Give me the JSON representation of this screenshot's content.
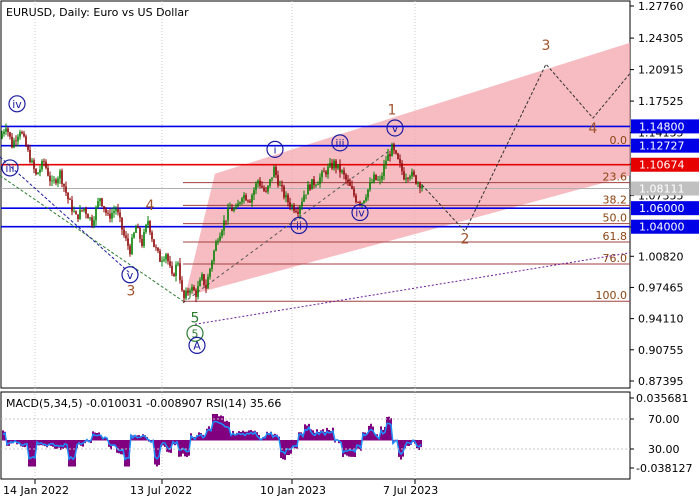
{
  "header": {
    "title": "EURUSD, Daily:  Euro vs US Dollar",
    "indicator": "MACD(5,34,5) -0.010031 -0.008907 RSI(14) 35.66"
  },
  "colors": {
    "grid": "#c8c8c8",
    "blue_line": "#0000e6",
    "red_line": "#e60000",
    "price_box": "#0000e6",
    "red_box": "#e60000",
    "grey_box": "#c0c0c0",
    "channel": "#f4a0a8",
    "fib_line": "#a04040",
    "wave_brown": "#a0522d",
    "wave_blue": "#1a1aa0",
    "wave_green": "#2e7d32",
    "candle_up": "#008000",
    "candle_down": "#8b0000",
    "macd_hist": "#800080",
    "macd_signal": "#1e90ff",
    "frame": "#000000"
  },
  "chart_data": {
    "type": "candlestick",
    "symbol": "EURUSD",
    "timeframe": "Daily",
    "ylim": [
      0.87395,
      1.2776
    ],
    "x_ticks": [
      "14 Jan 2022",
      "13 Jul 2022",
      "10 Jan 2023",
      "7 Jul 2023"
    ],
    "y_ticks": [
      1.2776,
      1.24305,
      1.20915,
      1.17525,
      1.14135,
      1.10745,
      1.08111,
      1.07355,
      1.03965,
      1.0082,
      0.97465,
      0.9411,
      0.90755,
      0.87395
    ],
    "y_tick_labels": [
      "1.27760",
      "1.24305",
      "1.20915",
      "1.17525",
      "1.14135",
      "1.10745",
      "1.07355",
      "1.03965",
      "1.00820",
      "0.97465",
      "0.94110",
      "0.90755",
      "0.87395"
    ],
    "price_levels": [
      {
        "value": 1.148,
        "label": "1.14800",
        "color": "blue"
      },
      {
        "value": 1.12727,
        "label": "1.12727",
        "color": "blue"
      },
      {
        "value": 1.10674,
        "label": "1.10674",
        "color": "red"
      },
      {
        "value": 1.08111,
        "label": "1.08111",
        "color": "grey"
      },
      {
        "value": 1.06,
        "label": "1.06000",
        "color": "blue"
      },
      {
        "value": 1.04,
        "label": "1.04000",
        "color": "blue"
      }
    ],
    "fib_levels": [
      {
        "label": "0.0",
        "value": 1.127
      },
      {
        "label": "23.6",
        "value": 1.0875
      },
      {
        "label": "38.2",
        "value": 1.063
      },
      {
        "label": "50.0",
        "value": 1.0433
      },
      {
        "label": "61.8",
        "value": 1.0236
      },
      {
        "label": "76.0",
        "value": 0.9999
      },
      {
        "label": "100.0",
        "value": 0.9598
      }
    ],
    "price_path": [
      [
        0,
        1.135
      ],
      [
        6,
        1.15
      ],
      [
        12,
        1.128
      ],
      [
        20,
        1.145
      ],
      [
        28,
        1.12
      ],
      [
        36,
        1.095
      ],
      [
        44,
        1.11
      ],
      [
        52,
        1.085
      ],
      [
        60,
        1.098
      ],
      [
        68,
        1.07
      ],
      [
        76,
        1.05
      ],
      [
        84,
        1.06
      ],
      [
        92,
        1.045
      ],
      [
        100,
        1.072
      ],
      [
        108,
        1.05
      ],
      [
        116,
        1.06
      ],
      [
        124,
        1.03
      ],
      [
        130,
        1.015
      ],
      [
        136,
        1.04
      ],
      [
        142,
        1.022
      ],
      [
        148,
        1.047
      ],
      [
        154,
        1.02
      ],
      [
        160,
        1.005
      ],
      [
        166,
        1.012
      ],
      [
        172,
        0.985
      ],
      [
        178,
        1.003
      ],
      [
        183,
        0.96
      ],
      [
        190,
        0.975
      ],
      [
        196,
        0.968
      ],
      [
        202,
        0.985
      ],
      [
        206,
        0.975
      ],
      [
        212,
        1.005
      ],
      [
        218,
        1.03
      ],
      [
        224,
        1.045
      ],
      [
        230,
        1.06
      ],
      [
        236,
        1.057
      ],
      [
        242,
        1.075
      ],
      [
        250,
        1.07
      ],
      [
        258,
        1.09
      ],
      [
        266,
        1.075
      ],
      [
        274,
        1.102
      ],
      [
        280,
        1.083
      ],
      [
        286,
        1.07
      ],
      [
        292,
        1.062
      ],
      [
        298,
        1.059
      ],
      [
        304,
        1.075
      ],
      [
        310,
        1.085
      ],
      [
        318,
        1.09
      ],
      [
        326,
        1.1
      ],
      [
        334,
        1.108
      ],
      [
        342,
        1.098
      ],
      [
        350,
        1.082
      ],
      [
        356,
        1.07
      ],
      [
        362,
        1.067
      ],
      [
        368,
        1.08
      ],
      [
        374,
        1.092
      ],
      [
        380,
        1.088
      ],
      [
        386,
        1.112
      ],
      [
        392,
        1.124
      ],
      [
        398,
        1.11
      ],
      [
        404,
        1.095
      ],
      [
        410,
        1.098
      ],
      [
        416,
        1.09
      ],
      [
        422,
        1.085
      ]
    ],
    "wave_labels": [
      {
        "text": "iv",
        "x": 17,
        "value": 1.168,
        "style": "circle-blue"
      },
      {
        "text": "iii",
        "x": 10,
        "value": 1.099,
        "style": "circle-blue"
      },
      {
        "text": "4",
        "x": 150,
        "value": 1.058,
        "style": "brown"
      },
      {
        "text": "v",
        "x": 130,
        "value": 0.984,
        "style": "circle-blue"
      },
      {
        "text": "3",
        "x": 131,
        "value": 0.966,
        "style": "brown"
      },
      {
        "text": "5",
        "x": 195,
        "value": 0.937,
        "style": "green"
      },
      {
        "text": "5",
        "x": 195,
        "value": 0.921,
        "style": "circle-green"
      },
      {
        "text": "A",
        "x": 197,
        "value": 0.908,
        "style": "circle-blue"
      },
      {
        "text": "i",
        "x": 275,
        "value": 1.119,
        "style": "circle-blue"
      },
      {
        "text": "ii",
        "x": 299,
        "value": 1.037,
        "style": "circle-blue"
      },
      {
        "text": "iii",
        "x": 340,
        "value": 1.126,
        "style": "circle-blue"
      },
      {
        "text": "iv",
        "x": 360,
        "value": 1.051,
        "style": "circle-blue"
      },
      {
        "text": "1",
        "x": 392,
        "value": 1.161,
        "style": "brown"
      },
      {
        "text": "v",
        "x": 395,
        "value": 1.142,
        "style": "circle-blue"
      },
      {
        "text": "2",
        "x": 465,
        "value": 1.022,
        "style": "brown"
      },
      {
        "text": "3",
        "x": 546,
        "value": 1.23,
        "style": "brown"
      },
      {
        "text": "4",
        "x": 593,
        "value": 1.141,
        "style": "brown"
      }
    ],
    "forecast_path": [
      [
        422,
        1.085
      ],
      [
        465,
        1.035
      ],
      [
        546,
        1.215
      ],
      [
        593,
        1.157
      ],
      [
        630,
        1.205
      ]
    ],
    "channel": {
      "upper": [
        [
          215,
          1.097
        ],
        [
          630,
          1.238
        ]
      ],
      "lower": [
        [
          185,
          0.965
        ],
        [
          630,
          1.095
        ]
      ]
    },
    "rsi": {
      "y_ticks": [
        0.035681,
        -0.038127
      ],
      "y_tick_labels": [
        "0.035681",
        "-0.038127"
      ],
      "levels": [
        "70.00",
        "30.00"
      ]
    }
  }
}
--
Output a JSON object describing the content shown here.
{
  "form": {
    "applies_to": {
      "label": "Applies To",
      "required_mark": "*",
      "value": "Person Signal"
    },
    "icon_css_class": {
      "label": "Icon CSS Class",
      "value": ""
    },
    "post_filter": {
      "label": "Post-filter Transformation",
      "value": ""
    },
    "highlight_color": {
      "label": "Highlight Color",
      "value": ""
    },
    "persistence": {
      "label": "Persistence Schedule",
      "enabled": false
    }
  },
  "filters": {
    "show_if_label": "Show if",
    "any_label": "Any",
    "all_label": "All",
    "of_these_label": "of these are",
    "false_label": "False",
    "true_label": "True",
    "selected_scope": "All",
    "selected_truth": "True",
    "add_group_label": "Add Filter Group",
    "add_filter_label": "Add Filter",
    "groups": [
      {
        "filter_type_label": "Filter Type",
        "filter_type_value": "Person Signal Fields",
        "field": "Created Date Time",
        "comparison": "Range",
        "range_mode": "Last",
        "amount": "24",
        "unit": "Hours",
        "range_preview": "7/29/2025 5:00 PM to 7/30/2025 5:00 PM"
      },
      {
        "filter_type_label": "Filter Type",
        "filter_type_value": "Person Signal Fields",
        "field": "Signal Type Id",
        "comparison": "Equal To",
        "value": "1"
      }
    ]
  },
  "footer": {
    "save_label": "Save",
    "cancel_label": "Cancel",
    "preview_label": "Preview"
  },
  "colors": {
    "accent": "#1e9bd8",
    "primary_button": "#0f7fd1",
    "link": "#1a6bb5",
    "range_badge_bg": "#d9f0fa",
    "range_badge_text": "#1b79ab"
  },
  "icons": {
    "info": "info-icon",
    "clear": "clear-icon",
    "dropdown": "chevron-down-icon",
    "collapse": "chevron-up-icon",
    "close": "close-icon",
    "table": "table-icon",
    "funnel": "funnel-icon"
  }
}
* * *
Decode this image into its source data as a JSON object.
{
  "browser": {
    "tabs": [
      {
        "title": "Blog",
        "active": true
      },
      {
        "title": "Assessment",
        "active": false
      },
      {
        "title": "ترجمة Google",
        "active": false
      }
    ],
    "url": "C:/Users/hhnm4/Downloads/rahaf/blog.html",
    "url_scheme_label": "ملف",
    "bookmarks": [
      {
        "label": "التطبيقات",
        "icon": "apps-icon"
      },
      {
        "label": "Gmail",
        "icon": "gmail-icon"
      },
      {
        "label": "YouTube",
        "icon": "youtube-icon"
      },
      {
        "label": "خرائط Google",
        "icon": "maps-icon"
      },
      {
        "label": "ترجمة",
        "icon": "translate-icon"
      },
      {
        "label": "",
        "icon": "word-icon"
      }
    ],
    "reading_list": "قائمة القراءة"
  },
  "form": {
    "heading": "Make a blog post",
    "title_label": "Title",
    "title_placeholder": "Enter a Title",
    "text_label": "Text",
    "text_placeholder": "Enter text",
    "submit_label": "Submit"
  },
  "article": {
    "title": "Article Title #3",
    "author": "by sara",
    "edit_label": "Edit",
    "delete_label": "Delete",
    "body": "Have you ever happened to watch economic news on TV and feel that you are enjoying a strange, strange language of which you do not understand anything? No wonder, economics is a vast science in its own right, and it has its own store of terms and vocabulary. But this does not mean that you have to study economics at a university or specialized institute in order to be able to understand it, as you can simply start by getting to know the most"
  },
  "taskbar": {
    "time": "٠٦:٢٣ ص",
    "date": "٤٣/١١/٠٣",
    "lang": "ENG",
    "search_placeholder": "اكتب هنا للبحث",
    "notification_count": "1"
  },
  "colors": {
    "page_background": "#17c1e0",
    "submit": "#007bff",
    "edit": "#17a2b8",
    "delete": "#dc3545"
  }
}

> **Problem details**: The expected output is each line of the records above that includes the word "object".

> **Response**:
Output a JSON object describing the content shown here.
Decode this image into its source data as a JSON object.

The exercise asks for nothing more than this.